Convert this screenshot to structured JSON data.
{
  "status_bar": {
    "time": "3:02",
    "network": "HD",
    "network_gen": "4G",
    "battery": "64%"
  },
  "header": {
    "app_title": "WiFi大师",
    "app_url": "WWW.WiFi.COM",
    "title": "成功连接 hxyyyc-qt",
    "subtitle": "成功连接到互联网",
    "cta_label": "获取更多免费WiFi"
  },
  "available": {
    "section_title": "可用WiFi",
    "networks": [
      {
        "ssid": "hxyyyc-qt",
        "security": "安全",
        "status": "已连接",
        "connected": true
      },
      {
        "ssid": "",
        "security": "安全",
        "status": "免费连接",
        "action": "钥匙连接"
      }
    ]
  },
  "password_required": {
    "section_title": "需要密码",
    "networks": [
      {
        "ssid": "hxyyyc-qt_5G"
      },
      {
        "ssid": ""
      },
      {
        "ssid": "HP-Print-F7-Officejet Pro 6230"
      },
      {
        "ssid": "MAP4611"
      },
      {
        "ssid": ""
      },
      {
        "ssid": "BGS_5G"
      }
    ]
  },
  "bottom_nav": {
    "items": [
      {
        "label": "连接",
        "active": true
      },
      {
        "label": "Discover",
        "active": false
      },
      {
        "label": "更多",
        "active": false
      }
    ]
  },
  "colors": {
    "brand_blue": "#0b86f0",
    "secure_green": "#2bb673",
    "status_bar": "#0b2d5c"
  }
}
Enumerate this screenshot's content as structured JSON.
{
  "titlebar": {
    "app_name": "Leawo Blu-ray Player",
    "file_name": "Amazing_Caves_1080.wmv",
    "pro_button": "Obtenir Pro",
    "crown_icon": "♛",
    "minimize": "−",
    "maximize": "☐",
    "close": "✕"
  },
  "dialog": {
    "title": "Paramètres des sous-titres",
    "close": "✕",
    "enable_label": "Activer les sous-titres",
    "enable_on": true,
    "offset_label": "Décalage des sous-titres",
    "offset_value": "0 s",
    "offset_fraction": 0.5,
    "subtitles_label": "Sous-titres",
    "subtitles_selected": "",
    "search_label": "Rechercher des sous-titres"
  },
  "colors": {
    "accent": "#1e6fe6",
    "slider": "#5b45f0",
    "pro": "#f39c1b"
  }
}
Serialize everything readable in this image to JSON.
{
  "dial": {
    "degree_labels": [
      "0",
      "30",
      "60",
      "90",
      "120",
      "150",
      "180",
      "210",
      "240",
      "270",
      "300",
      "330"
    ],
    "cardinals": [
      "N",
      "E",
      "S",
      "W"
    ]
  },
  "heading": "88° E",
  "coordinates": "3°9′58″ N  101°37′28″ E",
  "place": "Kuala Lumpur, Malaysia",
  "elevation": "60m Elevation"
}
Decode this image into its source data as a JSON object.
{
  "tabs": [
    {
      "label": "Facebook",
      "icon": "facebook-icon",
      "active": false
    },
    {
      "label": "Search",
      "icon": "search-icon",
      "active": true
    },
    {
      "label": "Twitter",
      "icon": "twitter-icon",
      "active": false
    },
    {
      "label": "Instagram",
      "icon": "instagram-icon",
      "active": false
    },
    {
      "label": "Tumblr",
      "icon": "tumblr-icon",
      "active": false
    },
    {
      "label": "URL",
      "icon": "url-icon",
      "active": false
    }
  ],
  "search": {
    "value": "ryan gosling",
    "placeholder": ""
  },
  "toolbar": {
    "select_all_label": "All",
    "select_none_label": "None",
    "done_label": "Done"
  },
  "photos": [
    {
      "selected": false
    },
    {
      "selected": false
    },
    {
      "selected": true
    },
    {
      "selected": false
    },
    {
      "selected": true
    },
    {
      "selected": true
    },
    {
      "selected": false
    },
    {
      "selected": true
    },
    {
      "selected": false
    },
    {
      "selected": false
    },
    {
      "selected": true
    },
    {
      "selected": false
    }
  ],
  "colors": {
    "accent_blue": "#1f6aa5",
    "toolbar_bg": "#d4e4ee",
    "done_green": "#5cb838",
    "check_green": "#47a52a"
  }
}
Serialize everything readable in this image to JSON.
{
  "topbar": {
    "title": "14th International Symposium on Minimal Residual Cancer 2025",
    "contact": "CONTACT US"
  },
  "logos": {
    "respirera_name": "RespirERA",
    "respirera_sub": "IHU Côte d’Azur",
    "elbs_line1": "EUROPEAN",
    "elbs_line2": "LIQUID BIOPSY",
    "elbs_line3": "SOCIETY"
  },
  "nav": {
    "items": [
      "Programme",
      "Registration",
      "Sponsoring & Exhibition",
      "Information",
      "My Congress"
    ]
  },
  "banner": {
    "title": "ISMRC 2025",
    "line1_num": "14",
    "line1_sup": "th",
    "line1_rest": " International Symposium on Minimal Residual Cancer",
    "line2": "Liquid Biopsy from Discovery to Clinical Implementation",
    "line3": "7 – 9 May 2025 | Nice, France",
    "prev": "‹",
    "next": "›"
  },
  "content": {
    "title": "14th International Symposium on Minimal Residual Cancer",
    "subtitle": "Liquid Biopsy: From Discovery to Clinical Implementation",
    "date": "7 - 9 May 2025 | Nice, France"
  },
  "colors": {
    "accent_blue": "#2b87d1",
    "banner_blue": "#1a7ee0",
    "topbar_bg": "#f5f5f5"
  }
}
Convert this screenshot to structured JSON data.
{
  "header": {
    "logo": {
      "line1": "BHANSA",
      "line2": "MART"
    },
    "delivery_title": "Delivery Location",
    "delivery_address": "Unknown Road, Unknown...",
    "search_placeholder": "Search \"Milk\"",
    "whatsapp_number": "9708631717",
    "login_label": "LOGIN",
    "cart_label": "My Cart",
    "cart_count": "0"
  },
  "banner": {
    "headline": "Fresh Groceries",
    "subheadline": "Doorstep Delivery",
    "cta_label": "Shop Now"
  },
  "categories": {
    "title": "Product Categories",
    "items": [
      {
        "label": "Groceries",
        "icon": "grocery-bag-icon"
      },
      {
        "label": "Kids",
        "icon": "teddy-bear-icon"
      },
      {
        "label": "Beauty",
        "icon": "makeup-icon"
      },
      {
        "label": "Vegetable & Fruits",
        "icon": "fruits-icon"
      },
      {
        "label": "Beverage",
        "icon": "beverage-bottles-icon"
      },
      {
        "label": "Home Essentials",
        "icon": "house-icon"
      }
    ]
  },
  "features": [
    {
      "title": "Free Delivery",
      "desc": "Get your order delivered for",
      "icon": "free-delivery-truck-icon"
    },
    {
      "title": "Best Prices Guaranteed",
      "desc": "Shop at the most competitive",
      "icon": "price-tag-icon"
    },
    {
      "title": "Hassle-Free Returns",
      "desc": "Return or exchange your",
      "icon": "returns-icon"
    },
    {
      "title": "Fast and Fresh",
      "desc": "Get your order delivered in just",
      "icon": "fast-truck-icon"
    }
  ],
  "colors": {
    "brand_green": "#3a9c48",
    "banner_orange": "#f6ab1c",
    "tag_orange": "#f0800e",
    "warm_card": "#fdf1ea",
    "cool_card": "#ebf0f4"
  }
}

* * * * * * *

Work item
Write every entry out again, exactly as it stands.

Reply
Convert this screenshot to structured JSON data.
{
  "status_bar": {
    "time": "3:02",
    "network": "HD",
    "network_gen": "4G",
    "battery": "64%"
  },
  "header": {
    "app_title": "WiFi大师",
    "app_url": "WWW.WiFi.COM",
    "title": "成功连接 hxyyyc-qt",
    "subtitle": "成功连接到互联网",
    "cta_label": "获取更多免费WiFi"
  },
  "available": {
    "section_title": "可用WiFi",
    "networks": [
      {
        "ssid": "hxyyyc-qt",
        "security": "安全",
        "status": "已连接",
        "connected": true
      },
      {
        "ssid": "",
        "security": "安全",
        "status": "免费连接",
        "action": "钥匙连接"
      }
    ]
  },
  "password_required": {
    "section_title": "需要密码",
    "networks": [
      {
        "ssid": "hxyyyc-qt_5G"
      },
      {
        "ssid": ""
      },
      {
        "ssid": "HP-Print-F7-Officejet Pro 6230"
      },
      {
        "ssid": "MAP4611"
      },
      {
        "ssid": ""
      },
      {
        "ssid": "BGS_5G"
      }
    ]
  },
  "bottom_nav": {
    "items": [
      {
        "label": "连接",
        "active": true
      },
      {
        "label": "Discover",
        "active": false
      },
      {
        "label": "更多",
        "active": false
      }
    ]
  },
  "colors": {
    "brand_blue": "#0b86f0",
    "secure_green": "#2bb673",
    "status_bar": "#0b2d5c"
  }
}
Enumerate this screenshot's content as structured JSON.
{
  "titlebar": {
    "app_name": "Leawo Blu-ray Player",
    "file_name": "Amazing_Caves_1080.wmv",
    "pro_button": "Obtenir Pro",
    "crown_icon": "♛",
    "minimize": "−",
    "maximize": "☐",
    "close": "✕"
  },
  "dialog": {
    "title": "Paramètres des sous-titres",
    "close": "✕",
    "enable_label": "Activer les sous-titres",
    "enable_on": true,
    "offset_label": "Décalage des sous-titres",
    "offset_value": "0 s",
    "offset_fraction": 0.5,
    "subtitles_label": "Sous-titres",
    "subtitles_selected": "",
    "search_label": "Rechercher des sous-titres"
  },
  "colors": {
    "accent": "#1e6fe6",
    "slider": "#5b45f0",
    "pro": "#f39c1b"
  }
}
Serialize everything readable in this image to JSON.
{
  "dial": {
    "degree_labels": [
      "0",
      "30",
      "60",
      "90",
      "120",
      "150",
      "180",
      "210",
      "240",
      "270",
      "300",
      "330"
    ],
    "cardinals": [
      "N",
      "E",
      "S",
      "W"
    ]
  },
  "heading": "88° E",
  "coordinates": "3°9′58″ N  101°37′28″ E",
  "place": "Kuala Lumpur, Malaysia",
  "elevation": "60m Elevation"
}
Decode this image into its source data as a JSON object.
{
  "tabs": [
    {
      "label": "Facebook",
      "icon": "facebook-icon",
      "active": false
    },
    {
      "label": "Search",
      "icon": "search-icon",
      "active": true
    },
    {
      "label": "Twitter",
      "icon": "twitter-icon",
      "active": false
    },
    {
      "label": "Instagram",
      "icon": "instagram-icon",
      "active": false
    },
    {
      "label": "Tumblr",
      "icon": "tumblr-icon",
      "active": false
    },
    {
      "label": "URL",
      "icon": "url-icon",
      "active": false
    }
  ],
  "search": {
    "value": "ryan gosling",
    "placeholder": ""
  },
  "toolbar": {
    "select_all_label": "All",
    "select_none_label": "None",
    "done_label": "Done"
  },
  "photos": [
    {
      "selected": false
    },
    {
      "selected": false
    },
    {
      "selected": true
    },
    {
      "selected": false
    },
    {
      "selected": true
    },
    {
      "selected": true
    },
    {
      "selected": false
    },
    {
      "selected": true
    },
    {
      "selected": false
    },
    {
      "selected": false
    },
    {
      "selected": true
    },
    {
      "selected": false
    }
  ],
  "colors": {
    "accent_blue": "#1f6aa5",
    "toolbar_bg": "#d4e4ee",
    "done_green": "#5cb838",
    "check_green": "#47a52a"
  }
}
Serialize everything readable in this image to JSON.
{
  "topbar": {
    "title": "14th International Symposium on Minimal Residual Cancer 2025",
    "contact": "CONTACT US"
  },
  "logos": {
    "respirera_name": "RespirERA",
    "respirera_sub": "IHU Côte d’Azur",
    "elbs_line1": "EUROPEAN",
    "elbs_line2": "LIQUID BIOPSY",
    "elbs_line3": "SOCIETY"
  },
  "nav": {
    "items": [
      "Programme",
      "Registration",
      "Sponsoring & Exhibition",
      "Information",
      "My Congress"
    ]
  },
  "banner": {
    "title": "ISMRC 2025",
    "line1_num": "14",
    "line1_sup": "th",
    "line1_rest": " International Symposium on Minimal Residual Cancer",
    "line2": "Liquid Biopsy from Discovery to Clinical Implementation",
    "line3": "7 – 9 May 2025 | Nice, France",
    "prev": "‹",
    "next": "›"
  },
  "content": {
    "title": "14th International Symposium on Minimal Residual Cancer",
    "subtitle": "Liquid Biopsy: From Discovery to Clinical Implementation",
    "date": "7 - 9 May 2025 | Nice, France"
  },
  "colors": {
    "accent_blue": "#2b87d1",
    "banner_blue": "#1a7ee0",
    "topbar_bg": "#f5f5f5"
  }
}
Convert this screenshot to structured JSON data.
{
  "header": {
    "logo": {
      "line1": "BHANSA",
      "line2": "MART"
    },
    "delivery_title": "Delivery Location",
    "delivery_address": "Unknown Road, Unknown...",
    "search_placeholder": "Search \"Milk\"",
    "whatsapp_number": "9708631717",
    "login_label": "LOGIN",
    "cart_label": "My Cart",
    "cart_count": "0"
  },
  "banner": {
    "headline": "Fresh Groceries",
    "subheadline": "Doorstep Delivery",
    "cta_label": "Shop Now"
  },
  "categories": {
    "title": "Product Categories",
    "items": [
      {
        "label": "Groceries",
        "icon": "grocery-bag-icon"
      },
      {
        "label": "Kids",
        "icon": "teddy-bear-icon"
      },
      {
        "label": "Beauty",
        "icon": "makeup-icon"
      },
      {
        "label": "Vegetable & Fruits",
        "icon": "fruits-icon"
      },
      {
        "label": "Beverage",
        "icon": "beverage-bottles-icon"
      },
      {
        "label": "Home Essentials",
        "icon": "house-icon"
      }
    ]
  },
  "features": [
    {
      "title": "Free Delivery",
      "desc": "Get your order delivered for",
      "icon": "free-delivery-truck-icon"
    },
    {
      "title": "Best Prices Guaranteed",
      "desc": "Shop at the most competitive",
      "icon": "price-tag-icon"
    },
    {
      "title": "Hassle-Free Returns",
      "desc": "Return or exchange your",
      "icon": "returns-icon"
    },
    {
      "title": "Fast and Fresh",
      "desc": "Get your order delivered in just",
      "icon": "fast-truck-icon"
    }
  ],
  "colors": {
    "brand_green": "#3a9c48",
    "banner_orange": "#f6ab1c",
    "tag_orange": "#f0800e",
    "warm_card": "#fdf1ea",
    "cool_card": "#ebf0f4"
  }
}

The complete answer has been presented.